[Page and application data records]
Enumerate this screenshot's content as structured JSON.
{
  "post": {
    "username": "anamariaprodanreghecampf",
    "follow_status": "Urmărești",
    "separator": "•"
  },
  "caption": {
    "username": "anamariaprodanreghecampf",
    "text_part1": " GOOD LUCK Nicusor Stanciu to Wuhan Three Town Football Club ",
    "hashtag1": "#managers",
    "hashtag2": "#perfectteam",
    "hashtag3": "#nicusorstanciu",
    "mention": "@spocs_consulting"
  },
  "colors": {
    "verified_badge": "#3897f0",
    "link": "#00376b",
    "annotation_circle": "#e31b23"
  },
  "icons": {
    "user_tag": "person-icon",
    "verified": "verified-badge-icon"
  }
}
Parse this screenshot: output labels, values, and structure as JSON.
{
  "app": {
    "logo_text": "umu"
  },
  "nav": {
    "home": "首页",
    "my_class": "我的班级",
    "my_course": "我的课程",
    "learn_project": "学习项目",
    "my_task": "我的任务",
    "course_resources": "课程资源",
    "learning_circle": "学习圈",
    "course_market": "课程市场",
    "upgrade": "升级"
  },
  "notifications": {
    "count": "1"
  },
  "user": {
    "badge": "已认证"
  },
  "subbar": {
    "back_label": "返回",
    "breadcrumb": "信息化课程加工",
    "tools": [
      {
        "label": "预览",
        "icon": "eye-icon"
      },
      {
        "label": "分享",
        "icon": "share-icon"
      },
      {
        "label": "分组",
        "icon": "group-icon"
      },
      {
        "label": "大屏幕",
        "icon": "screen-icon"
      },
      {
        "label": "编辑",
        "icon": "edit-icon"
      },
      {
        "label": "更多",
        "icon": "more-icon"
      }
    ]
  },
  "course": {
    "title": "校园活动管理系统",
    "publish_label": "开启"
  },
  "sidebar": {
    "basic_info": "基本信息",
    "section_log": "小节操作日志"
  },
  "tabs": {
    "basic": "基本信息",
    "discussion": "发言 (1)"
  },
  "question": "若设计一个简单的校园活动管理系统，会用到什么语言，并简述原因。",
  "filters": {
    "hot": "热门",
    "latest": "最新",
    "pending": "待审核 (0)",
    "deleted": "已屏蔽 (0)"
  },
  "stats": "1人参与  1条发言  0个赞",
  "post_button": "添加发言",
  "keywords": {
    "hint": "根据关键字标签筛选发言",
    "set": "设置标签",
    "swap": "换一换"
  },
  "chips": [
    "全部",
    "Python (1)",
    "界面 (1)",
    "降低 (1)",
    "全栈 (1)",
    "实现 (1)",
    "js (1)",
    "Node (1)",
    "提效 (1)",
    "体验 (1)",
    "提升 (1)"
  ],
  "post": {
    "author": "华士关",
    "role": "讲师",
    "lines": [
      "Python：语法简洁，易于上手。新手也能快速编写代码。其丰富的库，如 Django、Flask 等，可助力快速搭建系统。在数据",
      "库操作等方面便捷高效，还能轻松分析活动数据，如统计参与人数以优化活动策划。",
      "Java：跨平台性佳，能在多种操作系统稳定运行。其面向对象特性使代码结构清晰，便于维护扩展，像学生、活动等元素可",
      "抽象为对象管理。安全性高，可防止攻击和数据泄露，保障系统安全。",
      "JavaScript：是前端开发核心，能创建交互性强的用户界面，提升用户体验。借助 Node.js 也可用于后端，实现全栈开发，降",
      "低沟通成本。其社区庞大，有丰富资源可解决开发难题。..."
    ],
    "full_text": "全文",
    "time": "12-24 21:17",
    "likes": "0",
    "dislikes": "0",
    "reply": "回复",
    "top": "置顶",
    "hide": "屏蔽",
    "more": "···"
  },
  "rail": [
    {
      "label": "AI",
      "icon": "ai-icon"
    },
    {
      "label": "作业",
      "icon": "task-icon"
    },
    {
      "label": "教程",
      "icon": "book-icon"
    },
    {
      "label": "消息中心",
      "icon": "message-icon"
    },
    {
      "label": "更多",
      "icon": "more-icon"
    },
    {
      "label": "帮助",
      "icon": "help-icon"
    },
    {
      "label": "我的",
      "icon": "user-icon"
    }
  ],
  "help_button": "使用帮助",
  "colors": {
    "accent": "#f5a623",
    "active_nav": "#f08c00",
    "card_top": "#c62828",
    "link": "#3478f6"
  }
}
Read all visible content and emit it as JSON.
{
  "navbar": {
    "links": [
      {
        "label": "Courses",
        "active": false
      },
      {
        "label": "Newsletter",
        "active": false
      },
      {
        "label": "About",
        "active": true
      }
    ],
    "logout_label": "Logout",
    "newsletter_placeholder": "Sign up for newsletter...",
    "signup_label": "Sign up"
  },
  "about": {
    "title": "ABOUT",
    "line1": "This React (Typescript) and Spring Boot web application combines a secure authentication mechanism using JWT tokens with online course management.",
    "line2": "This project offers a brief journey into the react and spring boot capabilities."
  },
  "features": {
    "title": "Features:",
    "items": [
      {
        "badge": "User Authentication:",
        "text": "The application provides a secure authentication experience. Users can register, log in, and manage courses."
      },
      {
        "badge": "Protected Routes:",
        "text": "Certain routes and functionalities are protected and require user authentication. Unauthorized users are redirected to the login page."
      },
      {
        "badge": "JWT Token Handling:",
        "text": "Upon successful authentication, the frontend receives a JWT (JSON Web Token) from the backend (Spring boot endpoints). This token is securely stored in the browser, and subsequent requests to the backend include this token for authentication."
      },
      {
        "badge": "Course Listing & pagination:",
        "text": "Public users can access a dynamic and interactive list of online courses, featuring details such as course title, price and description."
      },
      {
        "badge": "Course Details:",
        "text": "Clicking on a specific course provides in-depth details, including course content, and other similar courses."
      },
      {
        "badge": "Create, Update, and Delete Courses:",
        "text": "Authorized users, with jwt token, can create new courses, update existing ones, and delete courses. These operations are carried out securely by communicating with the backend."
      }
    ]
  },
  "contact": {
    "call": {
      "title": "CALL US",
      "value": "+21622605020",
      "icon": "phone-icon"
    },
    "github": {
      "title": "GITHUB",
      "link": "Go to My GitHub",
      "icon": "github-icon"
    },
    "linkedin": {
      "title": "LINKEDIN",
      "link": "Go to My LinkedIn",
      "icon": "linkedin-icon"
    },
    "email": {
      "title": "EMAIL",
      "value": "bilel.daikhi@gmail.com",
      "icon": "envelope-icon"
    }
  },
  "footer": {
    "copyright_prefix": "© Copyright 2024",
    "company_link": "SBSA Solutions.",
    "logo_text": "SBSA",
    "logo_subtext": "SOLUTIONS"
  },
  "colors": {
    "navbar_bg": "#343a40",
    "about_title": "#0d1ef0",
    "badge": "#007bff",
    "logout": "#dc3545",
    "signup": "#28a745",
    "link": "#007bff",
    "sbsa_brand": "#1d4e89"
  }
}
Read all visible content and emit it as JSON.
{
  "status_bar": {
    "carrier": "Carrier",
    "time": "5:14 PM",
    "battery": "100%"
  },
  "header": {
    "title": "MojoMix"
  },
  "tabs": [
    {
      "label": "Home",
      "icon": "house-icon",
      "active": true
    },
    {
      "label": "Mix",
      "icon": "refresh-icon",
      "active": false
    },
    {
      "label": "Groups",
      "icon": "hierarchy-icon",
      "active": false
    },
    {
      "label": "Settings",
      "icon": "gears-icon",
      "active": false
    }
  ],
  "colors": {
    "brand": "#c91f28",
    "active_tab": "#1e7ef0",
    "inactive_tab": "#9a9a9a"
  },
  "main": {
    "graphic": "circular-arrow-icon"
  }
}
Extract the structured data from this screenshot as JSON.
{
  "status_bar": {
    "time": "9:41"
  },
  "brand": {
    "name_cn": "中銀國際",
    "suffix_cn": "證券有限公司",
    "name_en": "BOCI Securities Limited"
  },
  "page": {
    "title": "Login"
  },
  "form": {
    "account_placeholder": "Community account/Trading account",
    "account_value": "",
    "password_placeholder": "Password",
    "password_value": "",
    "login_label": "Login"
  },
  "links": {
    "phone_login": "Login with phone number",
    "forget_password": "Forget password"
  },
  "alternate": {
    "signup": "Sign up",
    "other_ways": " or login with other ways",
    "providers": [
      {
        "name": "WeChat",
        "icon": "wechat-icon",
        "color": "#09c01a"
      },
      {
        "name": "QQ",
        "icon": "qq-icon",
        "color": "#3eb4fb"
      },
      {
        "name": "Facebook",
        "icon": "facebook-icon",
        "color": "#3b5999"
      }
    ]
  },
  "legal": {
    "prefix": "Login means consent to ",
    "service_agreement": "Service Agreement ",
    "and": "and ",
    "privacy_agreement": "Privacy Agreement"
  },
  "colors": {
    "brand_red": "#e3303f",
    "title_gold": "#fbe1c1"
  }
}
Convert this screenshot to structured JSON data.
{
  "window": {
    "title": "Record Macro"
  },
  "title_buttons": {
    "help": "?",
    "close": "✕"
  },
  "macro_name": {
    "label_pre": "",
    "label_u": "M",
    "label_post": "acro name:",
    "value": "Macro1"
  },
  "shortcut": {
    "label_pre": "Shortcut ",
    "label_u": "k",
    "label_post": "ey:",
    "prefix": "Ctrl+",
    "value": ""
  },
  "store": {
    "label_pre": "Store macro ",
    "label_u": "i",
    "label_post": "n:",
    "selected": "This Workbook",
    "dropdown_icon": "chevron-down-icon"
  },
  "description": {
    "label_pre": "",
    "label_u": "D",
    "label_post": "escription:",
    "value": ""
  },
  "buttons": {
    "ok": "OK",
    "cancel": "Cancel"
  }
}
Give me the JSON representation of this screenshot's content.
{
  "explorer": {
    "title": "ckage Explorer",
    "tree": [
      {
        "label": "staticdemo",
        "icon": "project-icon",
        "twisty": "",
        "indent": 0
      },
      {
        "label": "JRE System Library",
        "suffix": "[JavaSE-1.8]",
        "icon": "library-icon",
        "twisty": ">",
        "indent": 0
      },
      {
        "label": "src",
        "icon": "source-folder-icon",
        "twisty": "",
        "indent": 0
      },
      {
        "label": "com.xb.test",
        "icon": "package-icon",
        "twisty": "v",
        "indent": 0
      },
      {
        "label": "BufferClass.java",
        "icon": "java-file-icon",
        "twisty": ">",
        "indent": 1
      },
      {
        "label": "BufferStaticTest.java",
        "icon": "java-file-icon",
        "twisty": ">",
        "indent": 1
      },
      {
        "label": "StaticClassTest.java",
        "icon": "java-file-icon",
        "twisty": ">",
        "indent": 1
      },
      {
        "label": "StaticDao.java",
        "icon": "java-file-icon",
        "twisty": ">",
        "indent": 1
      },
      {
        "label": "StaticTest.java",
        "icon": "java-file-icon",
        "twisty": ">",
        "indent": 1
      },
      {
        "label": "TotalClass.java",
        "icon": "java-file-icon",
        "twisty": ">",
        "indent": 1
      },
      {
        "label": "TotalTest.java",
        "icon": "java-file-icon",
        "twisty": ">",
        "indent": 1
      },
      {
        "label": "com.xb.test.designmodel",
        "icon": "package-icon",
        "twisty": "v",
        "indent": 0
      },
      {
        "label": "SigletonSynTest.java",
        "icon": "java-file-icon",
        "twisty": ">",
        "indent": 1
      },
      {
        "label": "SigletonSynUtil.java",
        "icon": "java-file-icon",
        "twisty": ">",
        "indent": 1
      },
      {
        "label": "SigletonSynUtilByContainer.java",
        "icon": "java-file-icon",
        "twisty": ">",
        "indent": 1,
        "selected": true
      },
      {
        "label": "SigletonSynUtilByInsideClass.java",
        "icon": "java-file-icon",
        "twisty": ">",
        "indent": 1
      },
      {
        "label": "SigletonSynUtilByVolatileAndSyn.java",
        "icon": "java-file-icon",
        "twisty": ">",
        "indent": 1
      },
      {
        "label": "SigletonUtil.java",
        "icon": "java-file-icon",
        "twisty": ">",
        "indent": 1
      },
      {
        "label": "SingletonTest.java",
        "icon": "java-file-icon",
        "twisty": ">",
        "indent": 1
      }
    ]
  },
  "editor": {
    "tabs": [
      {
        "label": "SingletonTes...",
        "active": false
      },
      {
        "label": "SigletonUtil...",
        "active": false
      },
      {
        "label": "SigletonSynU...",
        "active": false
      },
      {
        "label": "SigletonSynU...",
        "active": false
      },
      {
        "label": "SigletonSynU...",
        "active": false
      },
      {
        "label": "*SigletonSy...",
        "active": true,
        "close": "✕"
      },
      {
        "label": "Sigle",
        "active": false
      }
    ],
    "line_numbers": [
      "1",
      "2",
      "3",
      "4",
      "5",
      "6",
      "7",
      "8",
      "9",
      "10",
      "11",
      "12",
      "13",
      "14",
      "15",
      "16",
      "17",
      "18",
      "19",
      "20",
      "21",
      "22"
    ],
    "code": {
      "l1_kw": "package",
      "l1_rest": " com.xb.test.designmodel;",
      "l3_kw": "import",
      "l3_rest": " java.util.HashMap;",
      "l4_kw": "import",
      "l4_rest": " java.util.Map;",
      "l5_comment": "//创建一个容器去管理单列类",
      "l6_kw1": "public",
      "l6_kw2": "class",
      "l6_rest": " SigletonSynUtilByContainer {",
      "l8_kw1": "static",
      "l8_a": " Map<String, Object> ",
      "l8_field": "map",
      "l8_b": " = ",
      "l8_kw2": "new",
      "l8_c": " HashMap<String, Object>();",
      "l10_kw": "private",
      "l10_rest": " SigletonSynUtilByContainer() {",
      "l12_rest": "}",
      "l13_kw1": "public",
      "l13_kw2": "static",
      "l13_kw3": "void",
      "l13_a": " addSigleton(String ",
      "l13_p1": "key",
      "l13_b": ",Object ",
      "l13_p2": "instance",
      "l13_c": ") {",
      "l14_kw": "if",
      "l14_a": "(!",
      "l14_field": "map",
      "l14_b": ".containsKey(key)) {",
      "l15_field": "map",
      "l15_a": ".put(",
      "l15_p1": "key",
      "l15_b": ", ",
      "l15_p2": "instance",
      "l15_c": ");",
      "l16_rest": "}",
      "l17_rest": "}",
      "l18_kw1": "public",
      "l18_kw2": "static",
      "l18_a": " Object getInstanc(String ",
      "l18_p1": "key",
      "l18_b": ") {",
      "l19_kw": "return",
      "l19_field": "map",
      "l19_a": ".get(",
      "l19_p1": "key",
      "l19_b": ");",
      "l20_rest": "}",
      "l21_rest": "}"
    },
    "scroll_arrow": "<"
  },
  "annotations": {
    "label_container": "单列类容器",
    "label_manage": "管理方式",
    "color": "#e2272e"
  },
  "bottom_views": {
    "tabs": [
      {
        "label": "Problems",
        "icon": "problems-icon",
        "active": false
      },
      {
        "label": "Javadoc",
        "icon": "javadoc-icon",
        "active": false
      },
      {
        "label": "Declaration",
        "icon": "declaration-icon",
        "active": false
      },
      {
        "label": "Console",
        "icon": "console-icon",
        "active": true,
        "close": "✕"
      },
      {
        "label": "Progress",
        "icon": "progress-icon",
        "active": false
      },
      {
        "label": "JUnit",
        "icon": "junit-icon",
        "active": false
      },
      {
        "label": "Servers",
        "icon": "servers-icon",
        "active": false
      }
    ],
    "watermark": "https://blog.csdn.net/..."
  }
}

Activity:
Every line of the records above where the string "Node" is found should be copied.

Reply:
    "Node (1)",
      "JavaScript：是前端开发核心，能创建交互性强的用户界面，提升用户体验。借助 Node.js 也可用于后端，实现全栈开发，降",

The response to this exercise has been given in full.